Is Development the Price of 1.5°c and Net Zero for 2050?

The 2050 Global Target Framework needs to be reformulated and supplemented by Hard Intermediate Targets.  And two global fiscal instruments are needed—neither of which is a carbon tax—to secure an efficient global strategy to deliver it.

Pub. Date
03 November, 2022
Pub. Type

Main points

  • To implement a Pigovian strategy on global warming, by freeing ROW* entirely of any temperature obligations on its activity until it has secured income per capita parity with OECD;
  • That accordingly the headline target be changed from 1.5°c and net zero for all by 2050 to net recapture by the Global Emissions Core at least by 2045, and to an undated cap of 1.5°c;
  • To set intermediate annual aggregate Performance Criteria paths for the OECD aggregate and the 200 Plus aggregate to deliver these targets, defined on their respective emissions intensity of output, with adjusters for emissions shifting to and efficiencies by ROW, and indicative Performance Criteria for 2026 onwards;
  • That enforcement should focus on the least emissions-efficient members of OECD and 200 Plus respectively—in the first instance by naming and shaming them;
  • To establish an Emissions Inefficiency Tariff to be applied as necessary to OECD and 200 Plus so as to drive delivery of the Pigovian Strategy;
  • For a recurring (as needed) tax on global billionaires strictly hypothecated to finance expenditure on global scale emissions recapture by a Global Recapture Fund;
  • To activate the EIT contingent on breaches of the Performance Criteria, to pre-announce such activation, and to activate the Global Recapture Fund immediately;
  • That ROW, perhaps catalyzed by the African Union, assert this case for a Pigovian Strategy on global warming in upcoming COPs and in all international fora.

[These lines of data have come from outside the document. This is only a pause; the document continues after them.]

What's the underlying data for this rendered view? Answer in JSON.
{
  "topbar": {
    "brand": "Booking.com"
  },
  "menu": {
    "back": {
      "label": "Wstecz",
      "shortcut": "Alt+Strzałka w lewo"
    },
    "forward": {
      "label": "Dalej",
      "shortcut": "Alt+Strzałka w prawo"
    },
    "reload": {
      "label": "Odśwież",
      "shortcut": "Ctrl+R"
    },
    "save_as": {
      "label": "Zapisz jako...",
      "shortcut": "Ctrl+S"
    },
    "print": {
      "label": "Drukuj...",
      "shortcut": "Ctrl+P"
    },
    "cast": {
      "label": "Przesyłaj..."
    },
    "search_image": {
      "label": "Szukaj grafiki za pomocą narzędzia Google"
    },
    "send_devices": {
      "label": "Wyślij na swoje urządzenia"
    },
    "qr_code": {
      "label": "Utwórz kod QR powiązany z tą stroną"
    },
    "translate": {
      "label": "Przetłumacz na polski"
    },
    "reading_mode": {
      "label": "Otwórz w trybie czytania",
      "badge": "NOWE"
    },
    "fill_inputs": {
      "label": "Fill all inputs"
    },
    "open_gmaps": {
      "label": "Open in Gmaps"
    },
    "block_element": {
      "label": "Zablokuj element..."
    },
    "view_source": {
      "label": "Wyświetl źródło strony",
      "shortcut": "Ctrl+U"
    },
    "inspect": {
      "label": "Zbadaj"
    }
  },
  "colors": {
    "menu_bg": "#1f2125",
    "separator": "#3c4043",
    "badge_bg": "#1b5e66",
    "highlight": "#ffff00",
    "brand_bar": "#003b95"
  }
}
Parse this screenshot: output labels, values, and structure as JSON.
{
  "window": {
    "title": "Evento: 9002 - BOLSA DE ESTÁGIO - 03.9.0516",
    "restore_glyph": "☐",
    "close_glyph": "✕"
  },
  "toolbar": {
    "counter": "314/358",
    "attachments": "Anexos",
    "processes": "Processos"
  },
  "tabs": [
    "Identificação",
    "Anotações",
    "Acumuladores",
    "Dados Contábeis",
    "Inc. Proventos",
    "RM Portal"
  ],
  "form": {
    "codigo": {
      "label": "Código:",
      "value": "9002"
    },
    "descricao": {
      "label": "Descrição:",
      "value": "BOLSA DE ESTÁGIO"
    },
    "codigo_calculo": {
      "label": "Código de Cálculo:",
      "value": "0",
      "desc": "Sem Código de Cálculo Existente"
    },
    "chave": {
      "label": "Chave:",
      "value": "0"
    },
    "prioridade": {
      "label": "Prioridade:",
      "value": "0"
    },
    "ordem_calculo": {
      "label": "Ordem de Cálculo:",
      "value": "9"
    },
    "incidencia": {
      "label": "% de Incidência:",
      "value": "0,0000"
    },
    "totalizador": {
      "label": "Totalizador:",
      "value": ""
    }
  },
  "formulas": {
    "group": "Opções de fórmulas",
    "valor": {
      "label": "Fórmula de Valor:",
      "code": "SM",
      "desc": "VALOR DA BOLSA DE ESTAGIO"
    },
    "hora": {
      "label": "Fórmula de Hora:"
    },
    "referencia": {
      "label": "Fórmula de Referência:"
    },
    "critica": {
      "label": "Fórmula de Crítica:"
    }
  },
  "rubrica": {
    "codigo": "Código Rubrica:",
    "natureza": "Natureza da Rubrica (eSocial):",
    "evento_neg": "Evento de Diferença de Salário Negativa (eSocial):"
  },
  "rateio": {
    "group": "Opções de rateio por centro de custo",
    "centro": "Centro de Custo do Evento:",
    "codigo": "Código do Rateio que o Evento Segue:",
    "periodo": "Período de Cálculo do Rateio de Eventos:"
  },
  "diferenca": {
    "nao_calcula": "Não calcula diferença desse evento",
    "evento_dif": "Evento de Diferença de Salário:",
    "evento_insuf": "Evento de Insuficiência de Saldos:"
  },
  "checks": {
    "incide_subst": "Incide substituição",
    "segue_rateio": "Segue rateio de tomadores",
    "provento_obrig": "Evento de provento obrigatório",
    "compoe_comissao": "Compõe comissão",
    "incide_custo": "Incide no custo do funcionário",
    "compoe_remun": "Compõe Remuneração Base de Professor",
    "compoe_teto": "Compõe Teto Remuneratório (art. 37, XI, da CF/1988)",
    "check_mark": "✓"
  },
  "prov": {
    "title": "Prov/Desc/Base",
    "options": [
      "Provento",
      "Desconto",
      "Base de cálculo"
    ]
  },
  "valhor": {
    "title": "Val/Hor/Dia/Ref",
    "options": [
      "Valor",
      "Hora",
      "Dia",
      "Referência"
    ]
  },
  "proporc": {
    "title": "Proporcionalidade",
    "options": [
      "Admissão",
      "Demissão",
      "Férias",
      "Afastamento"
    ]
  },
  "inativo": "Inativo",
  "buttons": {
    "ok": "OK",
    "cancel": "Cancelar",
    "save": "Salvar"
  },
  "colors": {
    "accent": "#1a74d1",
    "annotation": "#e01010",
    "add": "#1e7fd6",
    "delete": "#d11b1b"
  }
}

* ROW is all small developing countries, thus excluding the Global Emissions Core—namely the OECD and 200 Plus, the large-carbon-emitting emerging markets.